Another good example is reassembling packets. Reassembling packets requires the use of a hash table and a bunch of algorithms for using the hash. There are already plug-ins out there that do this. WebStats is a good example and there are others as well.

Utility Classes

MyPeek includes a library of extensive and very useful classes called the shared library. As you become familiar with the source code of the plug-ins on MyPeek, you will see the classes from this library popping up over and over again. These classes can be built into a library and statically linked with your plug-in. However, I prefer to copy the classes from the shared library into my plug-in folder. I do this so that my plug-ins have as few dependencies as possible. I also think that in many cases the problems that arise from shared code outweigh the advantages. That is just my own philosophy though, and you may want to link with the shared library instead, which will work just fine.

X Classes

One suite of classes in the shared library is prefixed with X's. The X classes are all derived from a base class called XObject and make heavy use of X macros. The primary feature of the X classes is that they support abstract interfaces in a way that is very similar to COM or Corba, two of the most well known interface based class libraries. In fact, the X classes were originally developed on Unix and ported to Windows. Enough trivia, the X classes were found to be very useful as architectural tools in a lot of plug-ins and you may find them useful as well.

Further Reading

Go straight to MyPeek and download everything you can:

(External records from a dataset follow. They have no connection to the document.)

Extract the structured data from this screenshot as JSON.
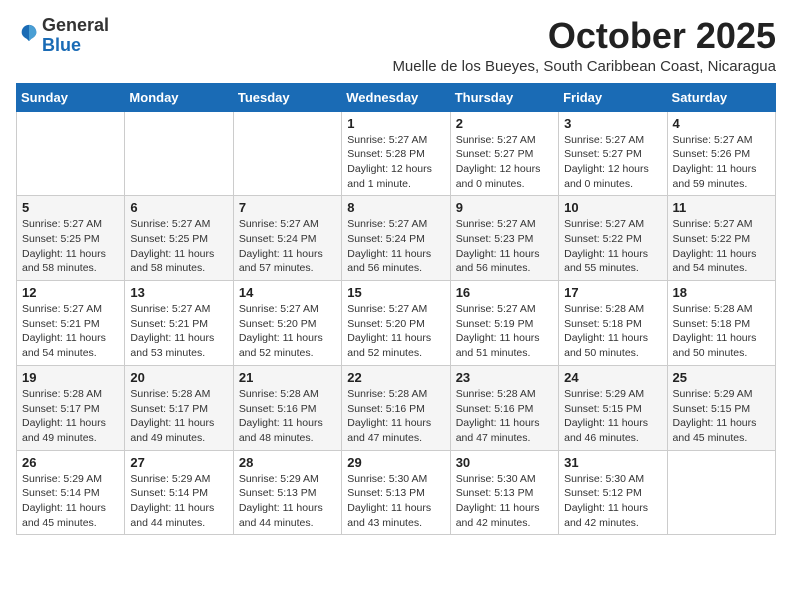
{
  "header": {
    "logo_general": "General",
    "logo_blue": "Blue",
    "month_title": "October 2025",
    "location": "Muelle de los Bueyes, South Caribbean Coast, Nicaragua"
  },
  "days_of_week": [
    "Sunday",
    "Monday",
    "Tuesday",
    "Wednesday",
    "Thursday",
    "Friday",
    "Saturday"
  ],
  "weeks": [
    [
      {
        "day": "",
        "info": ""
      },
      {
        "day": "",
        "info": ""
      },
      {
        "day": "",
        "info": ""
      },
      {
        "day": "1",
        "info": "Sunrise: 5:27 AM\nSunset: 5:28 PM\nDaylight: 12 hours\nand 1 minute."
      },
      {
        "day": "2",
        "info": "Sunrise: 5:27 AM\nSunset: 5:27 PM\nDaylight: 12 hours\nand 0 minutes."
      },
      {
        "day": "3",
        "info": "Sunrise: 5:27 AM\nSunset: 5:27 PM\nDaylight: 12 hours\nand 0 minutes."
      },
      {
        "day": "4",
        "info": "Sunrise: 5:27 AM\nSunset: 5:26 PM\nDaylight: 11 hours\nand 59 minutes."
      }
    ],
    [
      {
        "day": "5",
        "info": "Sunrise: 5:27 AM\nSunset: 5:25 PM\nDaylight: 11 hours\nand 58 minutes."
      },
      {
        "day": "6",
        "info": "Sunrise: 5:27 AM\nSunset: 5:25 PM\nDaylight: 11 hours\nand 58 minutes."
      },
      {
        "day": "7",
        "info": "Sunrise: 5:27 AM\nSunset: 5:24 PM\nDaylight: 11 hours\nand 57 minutes."
      },
      {
        "day": "8",
        "info": "Sunrise: 5:27 AM\nSunset: 5:24 PM\nDaylight: 11 hours\nand 56 minutes."
      },
      {
        "day": "9",
        "info": "Sunrise: 5:27 AM\nSunset: 5:23 PM\nDaylight: 11 hours\nand 56 minutes."
      },
      {
        "day": "10",
        "info": "Sunrise: 5:27 AM\nSunset: 5:22 PM\nDaylight: 11 hours\nand 55 minutes."
      },
      {
        "day": "11",
        "info": "Sunrise: 5:27 AM\nSunset: 5:22 PM\nDaylight: 11 hours\nand 54 minutes."
      }
    ],
    [
      {
        "day": "12",
        "info": "Sunrise: 5:27 AM\nSunset: 5:21 PM\nDaylight: 11 hours\nand 54 minutes."
      },
      {
        "day": "13",
        "info": "Sunrise: 5:27 AM\nSunset: 5:21 PM\nDaylight: 11 hours\nand 53 minutes."
      },
      {
        "day": "14",
        "info": "Sunrise: 5:27 AM\nSunset: 5:20 PM\nDaylight: 11 hours\nand 52 minutes."
      },
      {
        "day": "15",
        "info": "Sunrise: 5:27 AM\nSunset: 5:20 PM\nDaylight: 11 hours\nand 52 minutes."
      },
      {
        "day": "16",
        "info": "Sunrise: 5:27 AM\nSunset: 5:19 PM\nDaylight: 11 hours\nand 51 minutes."
      },
      {
        "day": "17",
        "info": "Sunrise: 5:28 AM\nSunset: 5:18 PM\nDaylight: 11 hours\nand 50 minutes."
      },
      {
        "day": "18",
        "info": "Sunrise: 5:28 AM\nSunset: 5:18 PM\nDaylight: 11 hours\nand 50 minutes."
      }
    ],
    [
      {
        "day": "19",
        "info": "Sunrise: 5:28 AM\nSunset: 5:17 PM\nDaylight: 11 hours\nand 49 minutes."
      },
      {
        "day": "20",
        "info": "Sunrise: 5:28 AM\nSunset: 5:17 PM\nDaylight: 11 hours\nand 49 minutes."
      },
      {
        "day": "21",
        "info": "Sunrise: 5:28 AM\nSunset: 5:16 PM\nDaylight: 11 hours\nand 48 minutes."
      },
      {
        "day": "22",
        "info": "Sunrise: 5:28 AM\nSunset: 5:16 PM\nDaylight: 11 hours\nand 47 minutes."
      },
      {
        "day": "23",
        "info": "Sunrise: 5:28 AM\nSunset: 5:16 PM\nDaylight: 11 hours\nand 47 minutes."
      },
      {
        "day": "24",
        "info": "Sunrise: 5:29 AM\nSunset: 5:15 PM\nDaylight: 11 hours\nand 46 minutes."
      },
      {
        "day": "25",
        "info": "Sunrise: 5:29 AM\nSunset: 5:15 PM\nDaylight: 11 hours\nand 45 minutes."
      }
    ],
    [
      {
        "day": "26",
        "info": "Sunrise: 5:29 AM\nSunset: 5:14 PM\nDaylight: 11 hours\nand 45 minutes."
      },
      {
        "day": "27",
        "info": "Sunrise: 5:29 AM\nSunset: 5:14 PM\nDaylight: 11 hours\nand 44 minutes."
      },
      {
        "day": "28",
        "info": "Sunrise: 5:29 AM\nSunset: 5:13 PM\nDaylight: 11 hours\nand 44 minutes."
      },
      {
        "day": "29",
        "info": "Sunrise: 5:30 AM\nSunset: 5:13 PM\nDaylight: 11 hours\nand 43 minutes."
      },
      {
        "day": "30",
        "info": "Sunrise: 5:30 AM\nSunset: 5:13 PM\nDaylight: 11 hours\nand 42 minutes."
      },
      {
        "day": "31",
        "info": "Sunrise: 5:30 AM\nSunset: 5:12 PM\nDaylight: 11 hours\nand 42 minutes."
      },
      {
        "day": "",
        "info": ""
      }
    ]
  ]
}
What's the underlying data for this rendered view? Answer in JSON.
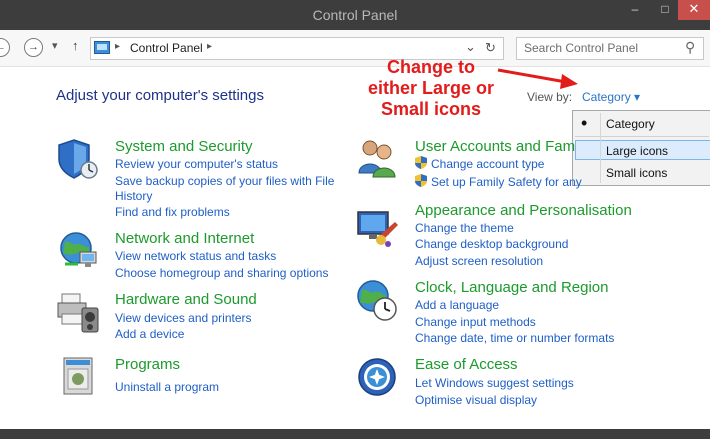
{
  "window": {
    "title": "Control Panel",
    "minimize": "–",
    "maximize": "□",
    "close": "✕"
  },
  "addressbar": {
    "back": "←",
    "forward": "→",
    "dropdown": "▾",
    "up": "↑",
    "path_sep1": "▸",
    "crumb": "Control Panel",
    "path_sep2": "▸",
    "history": "⌄",
    "refresh": "↻",
    "search_placeholder": "Search Control Panel",
    "search_icon": "⚲"
  },
  "page": {
    "heading": "Adjust your computer's settings",
    "view_by_label": "View by:",
    "view_by_value": "Category ▾"
  },
  "annotation": {
    "line1": "Change to",
    "line2": "either Large or",
    "line3": "Small icons",
    "color": "#e21b1b"
  },
  "view_menu": {
    "bullet": "•",
    "options": [
      "Category",
      "Large icons",
      "Small icons"
    ]
  },
  "categories": {
    "system": {
      "title": "System and Security",
      "links": [
        "Review your computer's status",
        "Save backup copies of your files with File",
        "History",
        "Find and fix problems"
      ]
    },
    "network": {
      "title": "Network and Internet",
      "links": [
        "View network status and tasks",
        "Choose homegroup and sharing options"
      ]
    },
    "hardware": {
      "title": "Hardware and Sound",
      "links": [
        "View devices and printers",
        "Add a device"
      ]
    },
    "programs": {
      "title": "Programs",
      "links": [
        "Uninstall a program"
      ]
    },
    "users": {
      "title": "User Accounts and Fam",
      "links": [
        "Change account type",
        "Set up Family Safety for any"
      ]
    },
    "appearance": {
      "title": "Appearance and Personalisation",
      "links": [
        "Change the theme",
        "Change desktop background",
        "Adjust screen resolution"
      ]
    },
    "clock": {
      "title": "Clock, Language and Region",
      "links": [
        "Add a language",
        "Change input methods",
        "Change date, time or number formats"
      ]
    },
    "ease": {
      "title": "Ease of Access",
      "links": [
        "Let Windows suggest settings",
        "Optimise visual display"
      ]
    }
  },
  "colors": {
    "category_title": "#1c9a2d",
    "link": "#1f5fc6",
    "heading": "#1e3287",
    "titlebar": "#3d3d3d"
  }
}
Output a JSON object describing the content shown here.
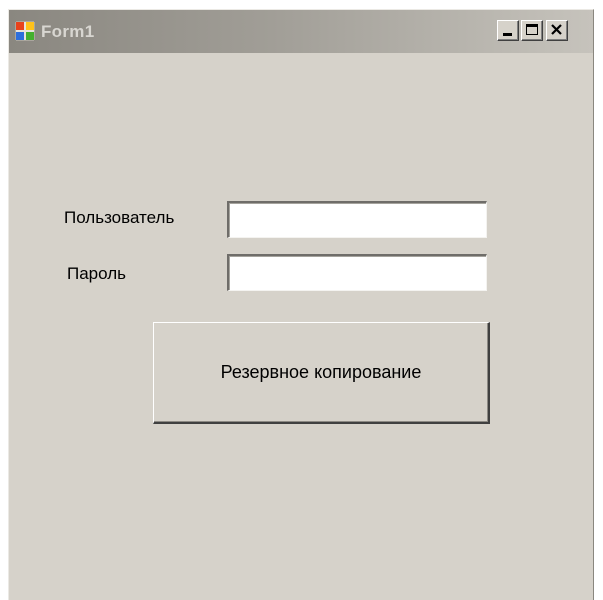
{
  "window": {
    "title": "Form1",
    "icon": "windows-forms-app-icon",
    "controls": {
      "minimize": "minimize-icon",
      "maximize": "maximize-icon",
      "close": "close-icon"
    }
  },
  "form": {
    "user_label": "Пользователь",
    "user_value": "",
    "password_label": "Пароль",
    "password_value": "",
    "backup_button_label": "Резервное копирование"
  },
  "colors": {
    "window_background": "#d6d2ca",
    "titlebar_inactive_start": "#8a8780",
    "titlebar_inactive_end": "#c6c3bc",
    "title_text": "#d8d6d1"
  }
}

Build the plug-ins, use the tools, read the articles, and sign up for the MyPeek developer mailing list Install the Plug-in Wizard, generate a plug-in, and implement something interesting. If you get stuck, send us an email. We usually know the answer.